At the Hawaiʻi Endangered Bird Conservation Program, our group will be introduced to several threatened aviary species that rely on these forests for survival. One of the species we will meet is the Hawaiian crow (Corvus hawaiiensis). Known to Islanders as ʻalalā, this bird is critically endangered. Over time, hunting, habitat destruction and disease have killed virtually all of the Hawaiian crow population; the bird has not been spotted in the wild since 2002.
The San Diego Zoo opened the conservation site on the island two decades ago to protect and restore endangered birds. The program has worked to recover the population in hopes of reestablishing the ʻalalā in the wild.
Since 1993, the program had released 27 Hawaiian crows into the wild. However, by 1999, 21 of these birds were reported missing or dead due to disease and predators. The six birds that had not met such a fate were brought back to the program, where they will remain until the conditions improve for the ʻalalā.
Fortunately, things are looking promising for a future attempt at reintroducing the species to the wild. To fulfill this ambition, the Hawaiʻi Endangered Bird Conservation Program hatches Hawaiian crow chicks annually. In 2011, their population totaled 95, thanks to the addition of 19 chicks. The goal of the program is to release 400 Hawaiian crows into the wild — enough to remove the bird from the endangered species list.
To see this rare, endangered bird and the one-of-a-kind forests it calls home, join us in October. Special rates are now available for the final spots on the trip. We hope to see you there!

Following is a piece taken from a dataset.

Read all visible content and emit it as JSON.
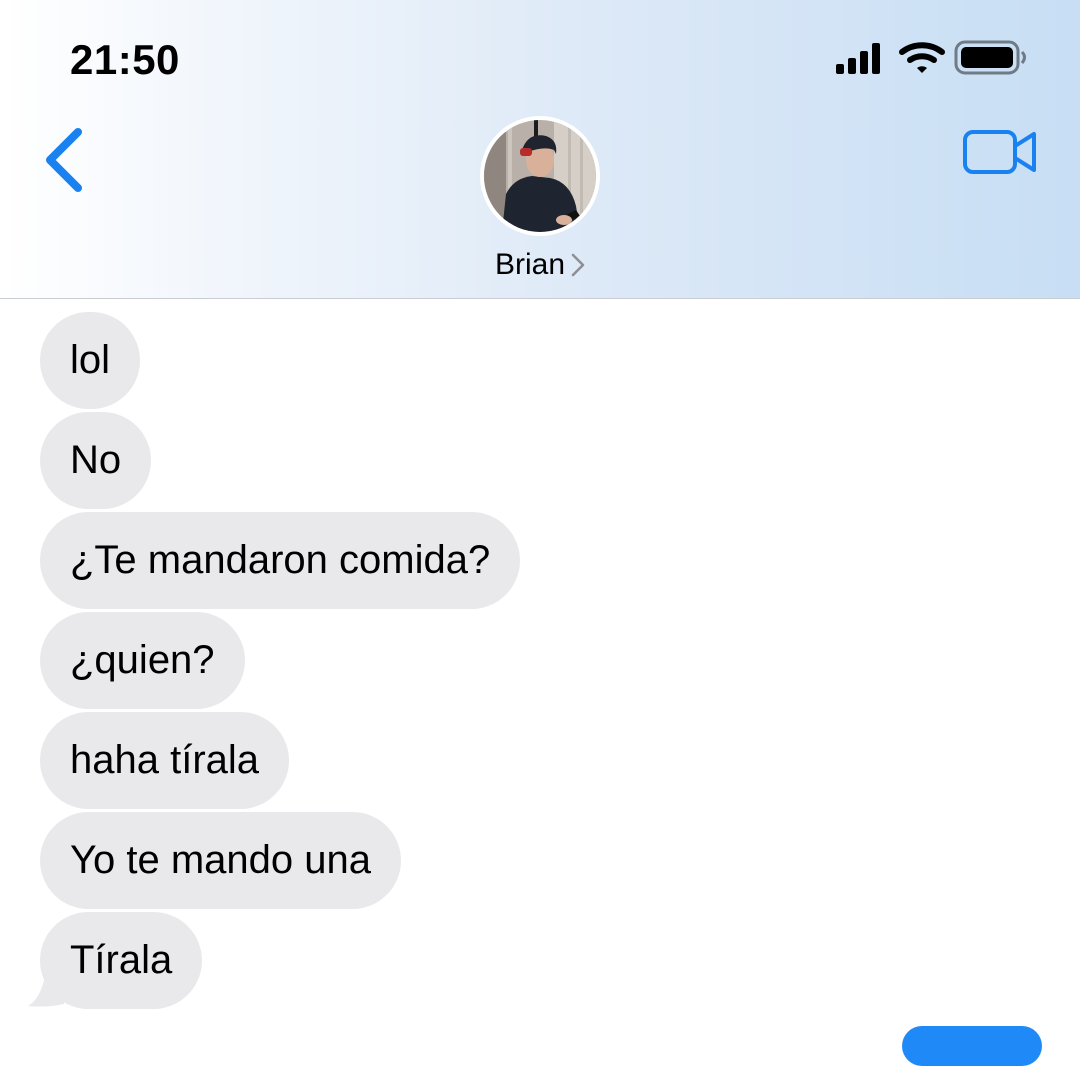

Read about some of the other plants and animals that we will encounter on Hawaiʻi Wild:
- Hawaiʻi Wild Part One: A young state with an ancient history — American Forests’ upcoming Forestscape adventure will introduce guests to the diverse species that once lived in abundance under the Island’s spacious skies as well as to the valiant efforts to protect them from invasive, destructive forces.
- Hawaiʻi Wild Part Three: King koa — A dwindling koa tree population has compelled various reforestation groups to action.
- Hawaiʻi Wild Part Four: National park loyal to native wonders — Hawaiʻi Volcanoes National Park is intent in its duty to restore endangered plant and animal species so they can freely roam the land that they call home.